And for my nineteenth birthday I got a union card and a wedding coat
We went down to the courthouse
and the judge put it all to rest
No wedding day smiles no walk down the aisle
No flowers no wedding dress

That night we went down to the river
And into the river we'd dive
Oh down to the river we did ride

I got a job working construction for the Johnstown Company
But lately there ain't been much work on account of the economy
Now all them things that seemed so important
Well mister they vanished right into the air
Now I just act like I don't remember
Mary acts like she don't care

But I remember us riding in my brother's car
Her body tan and wet down at the reservoir
At night on them banks I'd lie awake
And pull her close just to feel each breath she'd take
Now those memories come back to haunt me
they haunt me like a curse
Is a dream a lie if it don't come true
Or is it something worse
that sends me down to the river
though I know the river is dry
That sends me down to the river tonight
Down to the river
my baby and I
Oh down to the river we ride

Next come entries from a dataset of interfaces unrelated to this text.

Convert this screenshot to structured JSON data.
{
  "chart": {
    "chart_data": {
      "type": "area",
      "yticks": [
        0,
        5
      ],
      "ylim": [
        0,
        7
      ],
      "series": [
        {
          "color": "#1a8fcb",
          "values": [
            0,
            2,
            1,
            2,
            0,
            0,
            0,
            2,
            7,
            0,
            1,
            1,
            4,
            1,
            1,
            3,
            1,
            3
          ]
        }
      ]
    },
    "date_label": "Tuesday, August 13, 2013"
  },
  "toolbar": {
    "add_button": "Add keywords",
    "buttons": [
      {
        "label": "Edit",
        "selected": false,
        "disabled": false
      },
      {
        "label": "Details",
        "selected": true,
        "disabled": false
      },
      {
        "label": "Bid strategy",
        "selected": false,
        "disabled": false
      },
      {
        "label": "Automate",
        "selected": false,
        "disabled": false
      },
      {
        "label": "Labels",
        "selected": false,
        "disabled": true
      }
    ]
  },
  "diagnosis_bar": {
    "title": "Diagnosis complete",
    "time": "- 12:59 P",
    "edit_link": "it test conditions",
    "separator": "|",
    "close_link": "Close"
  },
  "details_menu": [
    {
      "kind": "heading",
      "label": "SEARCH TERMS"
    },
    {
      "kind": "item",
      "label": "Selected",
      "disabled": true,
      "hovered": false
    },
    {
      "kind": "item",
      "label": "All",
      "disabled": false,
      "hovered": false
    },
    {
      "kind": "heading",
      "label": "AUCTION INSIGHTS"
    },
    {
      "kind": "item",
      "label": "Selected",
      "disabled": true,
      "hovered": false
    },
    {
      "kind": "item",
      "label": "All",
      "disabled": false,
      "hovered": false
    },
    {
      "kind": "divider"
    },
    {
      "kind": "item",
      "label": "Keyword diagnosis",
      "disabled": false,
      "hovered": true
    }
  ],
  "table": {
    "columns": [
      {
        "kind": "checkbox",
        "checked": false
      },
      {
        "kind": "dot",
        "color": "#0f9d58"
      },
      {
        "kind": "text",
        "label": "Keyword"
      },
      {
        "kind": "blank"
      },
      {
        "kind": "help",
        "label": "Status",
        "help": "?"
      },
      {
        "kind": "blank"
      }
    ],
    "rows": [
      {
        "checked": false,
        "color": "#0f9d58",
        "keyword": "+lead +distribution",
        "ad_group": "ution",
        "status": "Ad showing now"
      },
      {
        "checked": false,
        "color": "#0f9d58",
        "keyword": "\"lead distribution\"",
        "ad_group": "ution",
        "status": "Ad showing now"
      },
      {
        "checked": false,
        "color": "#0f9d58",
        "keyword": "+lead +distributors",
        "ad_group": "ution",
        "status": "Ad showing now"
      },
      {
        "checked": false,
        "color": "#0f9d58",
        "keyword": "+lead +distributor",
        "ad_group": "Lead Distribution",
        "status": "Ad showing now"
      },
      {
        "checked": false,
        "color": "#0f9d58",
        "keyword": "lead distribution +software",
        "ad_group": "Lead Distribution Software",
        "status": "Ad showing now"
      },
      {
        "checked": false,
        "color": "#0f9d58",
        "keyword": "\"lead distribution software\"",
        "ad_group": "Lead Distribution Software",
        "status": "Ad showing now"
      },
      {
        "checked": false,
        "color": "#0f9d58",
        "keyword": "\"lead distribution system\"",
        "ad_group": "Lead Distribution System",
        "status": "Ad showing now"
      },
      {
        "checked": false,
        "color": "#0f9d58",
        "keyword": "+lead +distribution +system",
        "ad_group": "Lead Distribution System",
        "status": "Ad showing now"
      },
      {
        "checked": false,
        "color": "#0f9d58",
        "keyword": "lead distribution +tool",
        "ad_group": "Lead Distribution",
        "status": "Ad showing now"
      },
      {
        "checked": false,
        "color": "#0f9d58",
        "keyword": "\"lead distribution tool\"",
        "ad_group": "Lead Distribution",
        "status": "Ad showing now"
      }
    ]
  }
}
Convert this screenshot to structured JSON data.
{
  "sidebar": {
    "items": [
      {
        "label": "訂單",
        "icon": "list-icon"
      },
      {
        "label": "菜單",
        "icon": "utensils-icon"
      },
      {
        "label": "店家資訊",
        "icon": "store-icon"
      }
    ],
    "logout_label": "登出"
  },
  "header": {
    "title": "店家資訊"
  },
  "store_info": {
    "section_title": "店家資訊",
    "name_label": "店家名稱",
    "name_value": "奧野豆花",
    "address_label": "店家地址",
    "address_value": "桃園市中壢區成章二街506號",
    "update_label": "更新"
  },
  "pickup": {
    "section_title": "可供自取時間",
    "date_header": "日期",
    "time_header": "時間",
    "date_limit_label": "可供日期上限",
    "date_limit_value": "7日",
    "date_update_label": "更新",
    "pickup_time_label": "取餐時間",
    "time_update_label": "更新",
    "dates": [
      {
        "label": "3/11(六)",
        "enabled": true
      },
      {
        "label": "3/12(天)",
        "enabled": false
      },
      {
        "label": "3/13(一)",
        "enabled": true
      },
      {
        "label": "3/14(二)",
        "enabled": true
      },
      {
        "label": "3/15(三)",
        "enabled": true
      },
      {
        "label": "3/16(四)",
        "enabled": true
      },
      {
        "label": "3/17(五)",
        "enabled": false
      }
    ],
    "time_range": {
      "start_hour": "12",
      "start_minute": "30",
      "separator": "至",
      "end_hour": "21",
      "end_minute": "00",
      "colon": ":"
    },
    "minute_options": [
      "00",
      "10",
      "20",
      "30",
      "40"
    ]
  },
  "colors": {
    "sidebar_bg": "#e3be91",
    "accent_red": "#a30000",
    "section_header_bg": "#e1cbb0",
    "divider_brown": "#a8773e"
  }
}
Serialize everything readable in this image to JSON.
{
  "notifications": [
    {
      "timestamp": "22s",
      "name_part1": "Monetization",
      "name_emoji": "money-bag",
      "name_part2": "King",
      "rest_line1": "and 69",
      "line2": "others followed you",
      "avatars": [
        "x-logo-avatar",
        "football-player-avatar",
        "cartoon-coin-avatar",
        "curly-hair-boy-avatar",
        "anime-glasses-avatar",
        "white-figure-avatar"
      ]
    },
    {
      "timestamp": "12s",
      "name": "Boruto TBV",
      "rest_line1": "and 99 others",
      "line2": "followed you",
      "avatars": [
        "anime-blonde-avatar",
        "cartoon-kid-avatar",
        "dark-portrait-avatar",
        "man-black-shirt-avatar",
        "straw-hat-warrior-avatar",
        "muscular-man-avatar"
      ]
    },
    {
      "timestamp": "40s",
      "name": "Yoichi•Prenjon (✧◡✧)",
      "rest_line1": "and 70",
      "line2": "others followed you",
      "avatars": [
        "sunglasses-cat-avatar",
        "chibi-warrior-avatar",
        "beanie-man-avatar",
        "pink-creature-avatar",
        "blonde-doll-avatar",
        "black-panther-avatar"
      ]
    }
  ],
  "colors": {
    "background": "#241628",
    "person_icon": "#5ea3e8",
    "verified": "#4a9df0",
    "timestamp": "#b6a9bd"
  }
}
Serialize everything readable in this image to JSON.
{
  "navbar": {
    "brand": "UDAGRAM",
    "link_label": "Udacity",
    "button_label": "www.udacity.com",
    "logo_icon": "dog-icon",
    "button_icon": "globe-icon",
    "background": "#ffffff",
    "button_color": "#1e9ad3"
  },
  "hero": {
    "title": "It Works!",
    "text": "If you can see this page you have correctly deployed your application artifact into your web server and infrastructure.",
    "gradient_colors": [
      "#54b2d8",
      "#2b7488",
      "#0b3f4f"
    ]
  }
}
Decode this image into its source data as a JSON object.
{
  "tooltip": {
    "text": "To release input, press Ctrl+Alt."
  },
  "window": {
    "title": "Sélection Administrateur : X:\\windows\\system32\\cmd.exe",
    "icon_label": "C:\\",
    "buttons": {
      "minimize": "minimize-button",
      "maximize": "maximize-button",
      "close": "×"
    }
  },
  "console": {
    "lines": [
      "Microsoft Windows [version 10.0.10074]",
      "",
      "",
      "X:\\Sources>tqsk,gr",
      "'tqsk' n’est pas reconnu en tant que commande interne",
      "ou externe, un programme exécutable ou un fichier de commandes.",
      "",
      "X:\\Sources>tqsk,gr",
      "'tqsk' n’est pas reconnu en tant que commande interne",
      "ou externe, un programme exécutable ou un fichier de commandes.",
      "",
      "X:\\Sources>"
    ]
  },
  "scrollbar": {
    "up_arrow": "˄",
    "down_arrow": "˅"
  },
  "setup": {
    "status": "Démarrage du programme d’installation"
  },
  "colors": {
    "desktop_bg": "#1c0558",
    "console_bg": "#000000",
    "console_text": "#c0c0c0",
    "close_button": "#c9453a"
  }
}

And while that is (maybe) what I think is (maybe) his best song, the following 30 years have seen a lot more high points.  Well, maybe there are no answers.

Springsteen does tell his story well, if episodically, and, as it is an autobiography, we are left, not in the middle of a life, but without an ending.  And maybe the ending is, finally, the music.

1 comment:

  1. Sorry abut the line spacing and formatting, but I wrote this in Word, and it just would not paste properly into blogger.